It is heartening to see that the Occupy/Protest Movements are still going strong, despite the Orwellian crackdown on protesters and the increasingly repressive laws against dissent.
I failed to show up in court on May 18th, after being arrested on Good Friday, at the Occupy Lockheed Martin protest. Actually, I never heard from the court and assumed the charges would be dropped, which has happened at past protests against Bayer, Livermore Labs... but I learned today that they will be pushing forward charges and I'll probably have to go to court on May 31st. I still feel like the real criminals are those writing the laws and running the courts.
My son, Jules, asked former Senator Russ Feingold (and indirectly Congresswoman Anna Eshoo) at a Clean Money fundraiser last weekend about impeaching the judges that made that clearly "lawless" decision granting corporations the right to buy elections, commonly known as "Citizen's United." Feingold did admit that there were "constitutional remedies" and that one of the shortcomings of the laws was not spelling out that the Supreme Court judges needed to be held to the same standards that every other judge was held to. Technically, they can be bought and schmoozed and compromised "legally," whereas any other judges could be ousted for doing what the Supreme Court judges have been doing, basically selling their votes to powerful forces.
I have spent much of my time, these past several weeks, simply talking with people- at the Farmer's Markets, precinct walking, at the May Fete Parade, at the Green Party sponsored Town Hall Meeting, at the Candidate's Forum (which Eshoo missed, again...) within the 18th District.

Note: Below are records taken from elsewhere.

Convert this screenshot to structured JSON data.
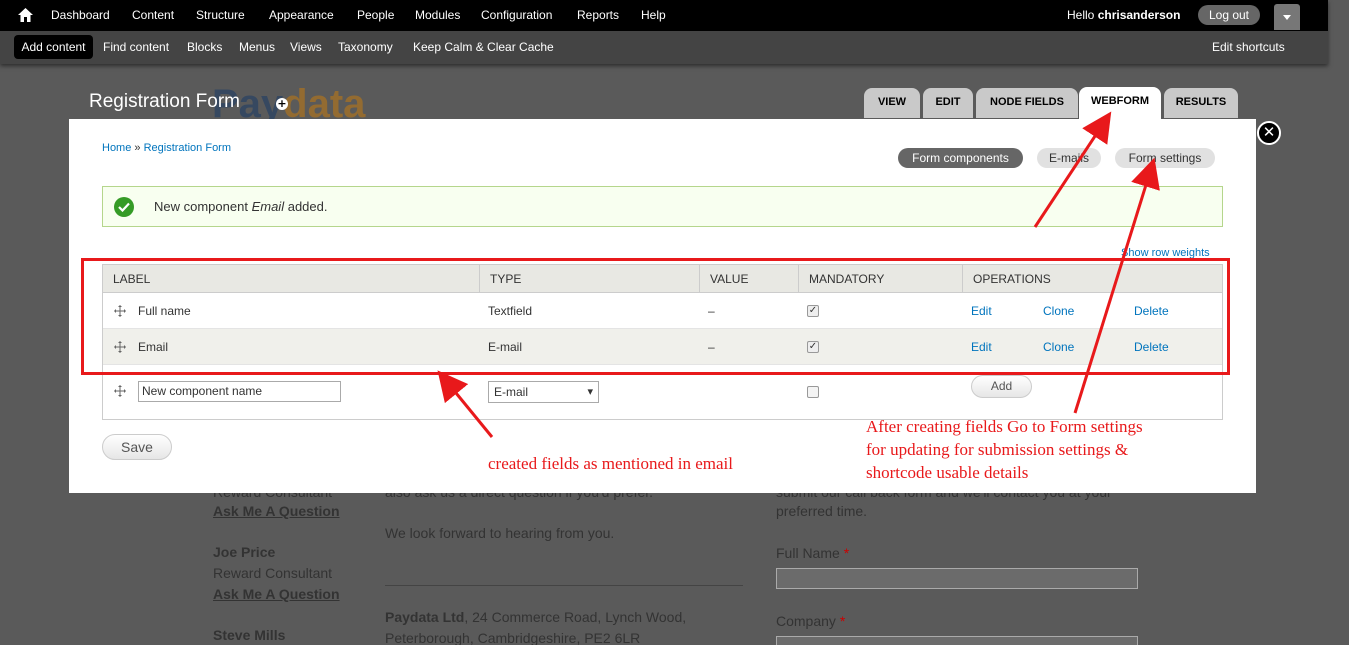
{
  "toolbar": {
    "main_items": [
      "Dashboard",
      "Content",
      "Structure",
      "Appearance",
      "People",
      "Modules",
      "Configuration",
      "Reports",
      "Help"
    ],
    "greeting": "Hello",
    "username": "chrisanderson",
    "logout_label": "Log out",
    "shortcuts": [
      "Add content",
      "Find content",
      "Blocks",
      "Menus",
      "Views",
      "Taxonomy",
      "Keep Calm & Clear Cache"
    ],
    "edit_shortcuts": "Edit shortcuts"
  },
  "page": {
    "title": "Registration Form",
    "logo_a": "Pay",
    "logo_b": "data",
    "tabs": [
      "VIEW",
      "EDIT",
      "NODE FIELDS",
      "WEBFORM",
      "RESULTS"
    ],
    "active_tab": "WEBFORM"
  },
  "background": {
    "line1": "Reward Consultant",
    "ask1": "Ask Me A Question",
    "name2": "Joe Price",
    "role2": "Reward Consultant",
    "ask2": "Ask Me A Question",
    "name3": "Steve Mills",
    "mid1": "also ask us a direct question if you'd prefer.",
    "mid2": "We look forward to hearing from you.",
    "company": "Paydata Ltd",
    "address1": ", 24 Commerce Road, Lynch Wood,",
    "address2": "Peterborough, Cambridgeshire, PE2 6LR",
    "right1": "submit our call back form and we'll contact you at your",
    "right2": "preferred time.",
    "field1": "Full Name",
    "field2": "Company",
    "required_mark": "*"
  },
  "overlay": {
    "close_glyph": "✕",
    "breadcrumb": {
      "home": "Home",
      "sep": "»",
      "current": "Registration Form"
    },
    "subtabs": [
      "Form components",
      "E-mails",
      "Form settings"
    ],
    "message_prefix": "New component",
    "message_component": "Email",
    "message_suffix": "added.",
    "show_row_weights": "Show row weights",
    "table": {
      "headers": [
        "Label",
        "Type",
        "Value",
        "Mandatory",
        "Operations"
      ],
      "rows": [
        {
          "label": "Full name",
          "type": "Textfield",
          "value": "–",
          "mandatory": true,
          "ops": [
            "Edit",
            "Clone",
            "Delete"
          ]
        },
        {
          "label": "Email",
          "type": "E-mail",
          "value": "–",
          "mandatory": true,
          "ops": [
            "Edit",
            "Clone",
            "Delete"
          ]
        }
      ],
      "new_row": {
        "name_value": "New component name",
        "type_value": "E-mail",
        "add_label": "Add"
      }
    },
    "save_label": "Save"
  },
  "annotations": {
    "fields_note": "created fields as mentioned in email",
    "settings_note_1": "After creating fields Go to Form settings",
    "settings_note_2": "for updating for submission settings &",
    "settings_note_3": "shortcode usable details"
  },
  "colors": {
    "accent_red": "#e8191b",
    "link": "#0074bd",
    "success": "#359b26"
  }
}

On the whole, people do realize the systemic nature of the problems that we face and the difficulty of challenging entrenched interests. We've found surprising allies and volunteers from a range of other groups that have been working on strengthening democracy and pushing forward on social justice issues, including our natural allied groups that have been working on single payer healthcare for all and passing a Constitutional Amendment to abolish corporate personhood. Traditional Republicans and Democrats appreciate our grassroots efforts and have promised to vote for me (or have said that they already did, since people have already begun mailing in their ballots).

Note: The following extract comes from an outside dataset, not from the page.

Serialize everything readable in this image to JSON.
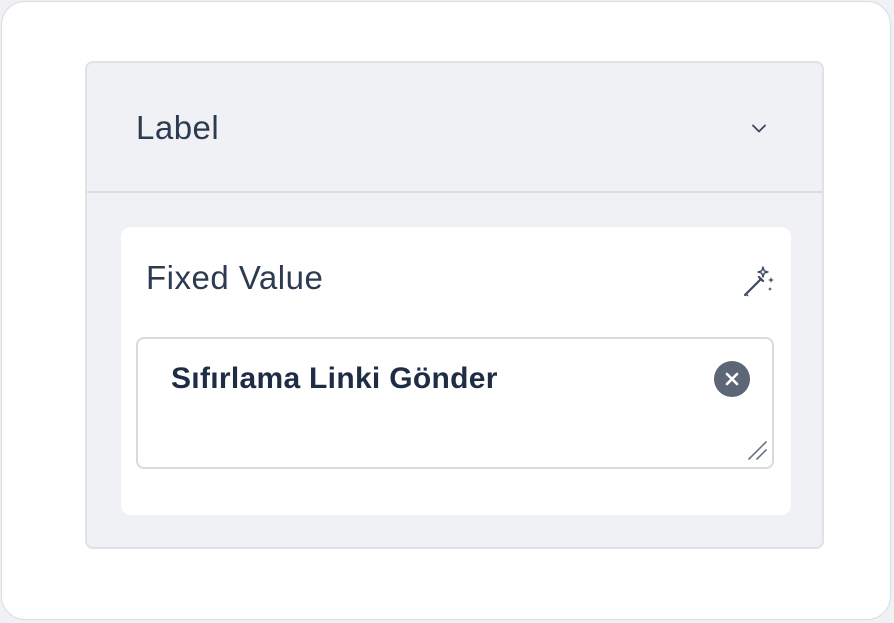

Last time I ran, the votes that meant the most to me were those of my husband and my son, this year I wonder how many of the voters will respond to the messages that we have sent out or that they have heard. There has been basically no coverage of candidates or the race in any of the press (even though the Palo Alto Weekly did a cover story on the election and the mentioned the new district and the new rules).
Our float in the May Fete Parade won the Mayor's award, and increased our physical visibility. Last weekend, I also risked arrest by attending the annual May Celebration in the local park, which I boycotted for years, because they threatened to arrest me when I was gathering signatures on my "Impeach Bush and Cheney" petitions. Free Speech these days seems, for the most part to be limited to the places where one cannot be seen nor heard. An insightful, knowledgeable old acquaintance told me that the real struggle is over "access to political power." At the moment we have witnessed the construction of barriers to limit almost all, but the very wealthy, from having any say in the rules which affect our lives. We can have freedom in other arenas, just not the ones which are "critical" in determining the future.

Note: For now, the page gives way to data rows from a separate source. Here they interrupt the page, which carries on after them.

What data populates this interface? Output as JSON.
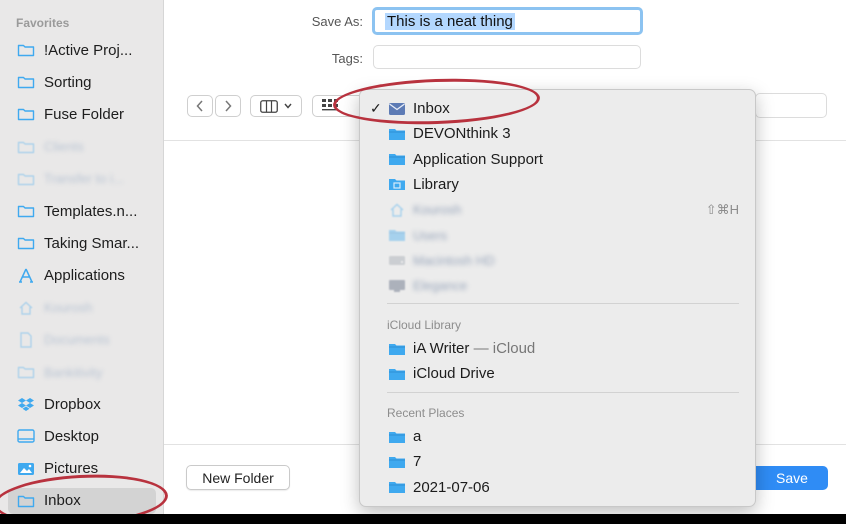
{
  "sidebar": {
    "heading": "Favorites",
    "items": [
      {
        "label": "!Active Proj...",
        "icon": "folder-icon",
        "blurred": false,
        "selected": false
      },
      {
        "label": "Sorting",
        "icon": "folder-icon",
        "blurred": false,
        "selected": false
      },
      {
        "label": "Fuse Folder",
        "icon": "folder-icon",
        "blurred": false,
        "selected": false
      },
      {
        "label": "Clients",
        "icon": "folder-icon",
        "blurred": true,
        "selected": false
      },
      {
        "label": "Transfer to i...",
        "icon": "folder-icon",
        "blurred": true,
        "selected": false
      },
      {
        "label": "Templates.n...",
        "icon": "folder-icon",
        "blurred": false,
        "selected": false
      },
      {
        "label": "Taking Smar...",
        "icon": "folder-icon",
        "blurred": false,
        "selected": false
      },
      {
        "label": "Applications",
        "icon": "applications-icon",
        "blurred": false,
        "selected": false
      },
      {
        "label": "Kourosh",
        "icon": "home-icon",
        "blurred": true,
        "selected": false
      },
      {
        "label": "Documents",
        "icon": "document-icon",
        "blurred": true,
        "selected": false
      },
      {
        "label": "Bankitivity",
        "icon": "folder-icon",
        "blurred": true,
        "selected": false
      },
      {
        "label": "Dropbox",
        "icon": "dropbox-icon",
        "blurred": false,
        "selected": false
      },
      {
        "label": "Desktop",
        "icon": "desktop-icon",
        "blurred": false,
        "selected": false
      },
      {
        "label": "Pictures",
        "icon": "pictures-icon",
        "blurred": false,
        "selected": false
      },
      {
        "label": "Inbox",
        "icon": "folder-icon",
        "blurred": false,
        "selected": true
      }
    ]
  },
  "header": {
    "save_as_label": "Save As:",
    "save_as_value": "This is a neat thing",
    "tags_label": "Tags:"
  },
  "toolbar": {
    "back_icon": "chevron-left-icon",
    "forward_icon": "chevron-right-icon",
    "view_icon": "columns-icon",
    "group_icon": "grid-icon"
  },
  "location_menu": {
    "selected": "Inbox",
    "items": [
      {
        "label": "Inbox",
        "icon": "inbox-icon",
        "checked": true,
        "blurred": false,
        "shortcut": ""
      },
      {
        "label": "DEVONthink 3",
        "icon": "folder-icon",
        "checked": false,
        "blurred": false,
        "shortcut": ""
      },
      {
        "label": "Application Support",
        "icon": "folder-icon",
        "checked": false,
        "blurred": false,
        "shortcut": ""
      },
      {
        "label": "Library",
        "icon": "library-folder-icon",
        "checked": false,
        "blurred": false,
        "shortcut": ""
      },
      {
        "label": "Kourosh",
        "icon": "home-icon",
        "checked": false,
        "blurred": true,
        "shortcut": "⇧⌘H"
      },
      {
        "label": "Users",
        "icon": "folder-icon",
        "checked": false,
        "blurred": true,
        "shortcut": ""
      },
      {
        "label": "Macintosh HD",
        "icon": "disk-icon",
        "checked": false,
        "blurred": true,
        "shortcut": ""
      },
      {
        "label": "Elegance",
        "icon": "computer-icon",
        "checked": false,
        "blurred": true,
        "shortcut": ""
      }
    ],
    "icloud_heading": "iCloud Library",
    "icloud_items": [
      {
        "label": "iA Writer",
        "suffix": " — iCloud",
        "icon": "folder-icon"
      },
      {
        "label": "iCloud Drive",
        "suffix": "",
        "icon": "folder-icon"
      }
    ],
    "recent_heading": "Recent Places",
    "recent_items": [
      {
        "label": "a",
        "icon": "folder-icon"
      },
      {
        "label": "7",
        "icon": "folder-icon"
      },
      {
        "label": "2021-07-06",
        "icon": "folder-icon"
      }
    ]
  },
  "footer": {
    "new_folder_label": "New Folder",
    "save_label": "Save"
  },
  "colors": {
    "accent": "#2f8cf5",
    "folder": "#3fa9ef",
    "annotation": "#b8323e"
  }
}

No matter what happens in the primary; I still think that the best thing I can do is to help weave a stronger movement, whatever increases community, strengthens our capacity to stand up for our rights and challenge the lies and injustices that hold up the dominant institutions. I feel like I'm but a drop in a very large wave.